Lucille Driver and her husband spent their first date right next to a Dumpster.
"Maybe a few feet away, so that the smell wouldn't get to them," said her eldest son, Lonewolf Driver.
It was an unpromising beginning, perhaps. But the night by the Dumpster led the young couple to a marriage of nearly 50 years.
And it provided them with a favorite family story, among hundreds of such stories Mrs. Driver would collect over the years. From early in her marriage until late in her life, she devoted herself to researching the Driver family's history, eventually writing and self-publishing six books of family history.
A seventh book was in the works, but it was left unfinished when Mrs. Driver died July 15 after several months of declining health. She was 83.
She was born Lucille Melhuish in rural Pennsylvania, the only daughter of a chicken farmer.
She earned a college degree in radiology technology and worked in that field until her first, brief marriage to Harvey Bennett. After that marriage ended, she worked as a secretary at an Army base in North Carolina. It was there, on a blind date arranged by her co-workers, that she met Sgt. David Driver.
"The GIs she worked with, they looked out for her," Lonewolf Driver said. "They were like big brothers."
For an unknown reason, Driver chose to meet his date near a Dumpster on the base. They sat there, got acquainted and fell in love.
They married in 1954, and she spent the next several decades as an Army wife, moving from base to base and spending long periods alone with her three children when her husband was overseas.
"She served her time in the military," Lonewolf Driver said, "even though she never enlisted."
Her husband's retirement brought the couple to Florida in the 1960s. They ran a small mobile home park in Gibsonton together, and Mrs. Driver worked another job as a secretary.
"She always worked, but she was also the one who took care of the house," her son said. "Our house was always above average, I'd say.
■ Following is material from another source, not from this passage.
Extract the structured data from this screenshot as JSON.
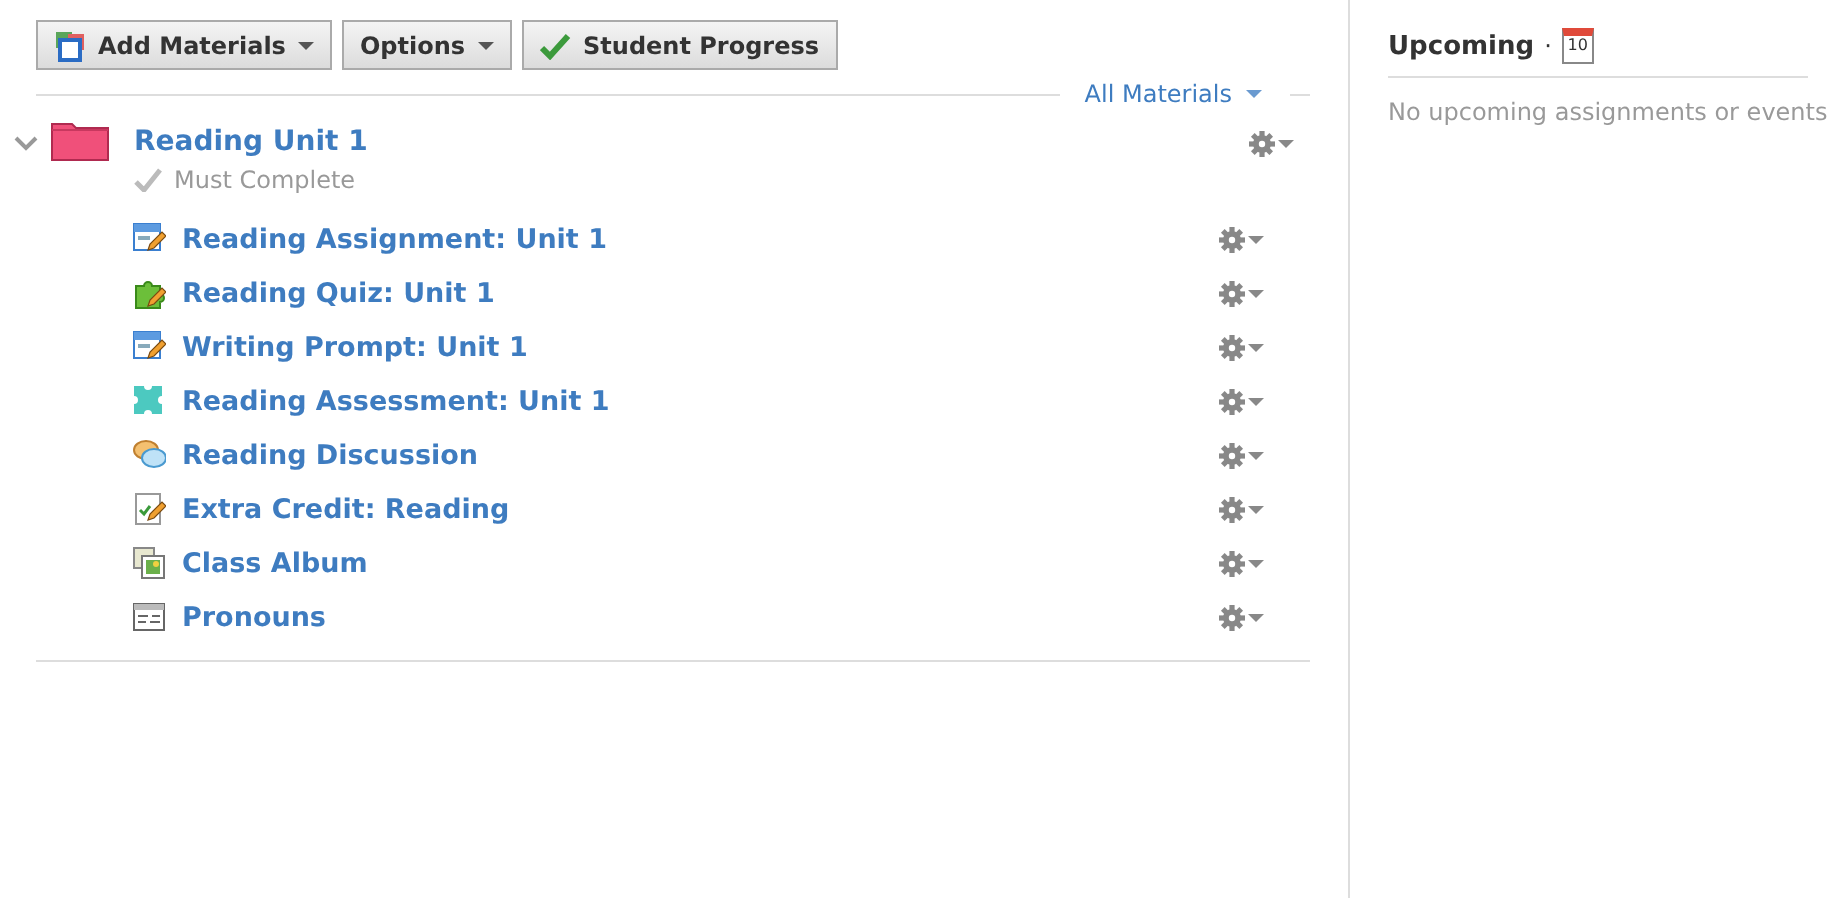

No complaints."
They moved to Brandon in the 1980s.
It was about 45 years ago that she started becoming interested in genealogy. She chose to concentrate on her husband's lineage rather than her own. "She was an only child and the last of the Melhuish line," her son said. "But there were lots of Drivers."
The advent of computers and the Internet has led many people into genealogy, but Mrs. Driver preferred the old-fashioned approach.
She and her husband traveled constantly, visiting cemeteries, calling on families that might have been related and gathering anecdotes. She traced the family's lineage back to England in the 1700s.
"They went all over, chasing down one lead after another," her son said.
She chronicled her findings in a series of self-published books that she sold mostly to distant relatives around the country.
"They could be businessmen, they could be cattle ranchers, they could be horse thieves," Lonewolf Driver said. "She put it all down. She never liked the computer; she did it all on her typewriter."
She gave up the hobby about the time her husband died, about eight years ago. She had completed five volumes about the Driver family and one about the Melhuish family. She had started one about her mother's family.
"We still get calls, even today, from people who want to buy her books," Lonewolf Driver said.
In addition to her son Lonewolf, Mrs. Driver is survived by a son, Paul Driver, daughter Rebecca Driver and three grandchildren. A viewing is scheduled for 5 to 8 p.m. this evening at Stowers Funeral Home in Brandon, with services afterward.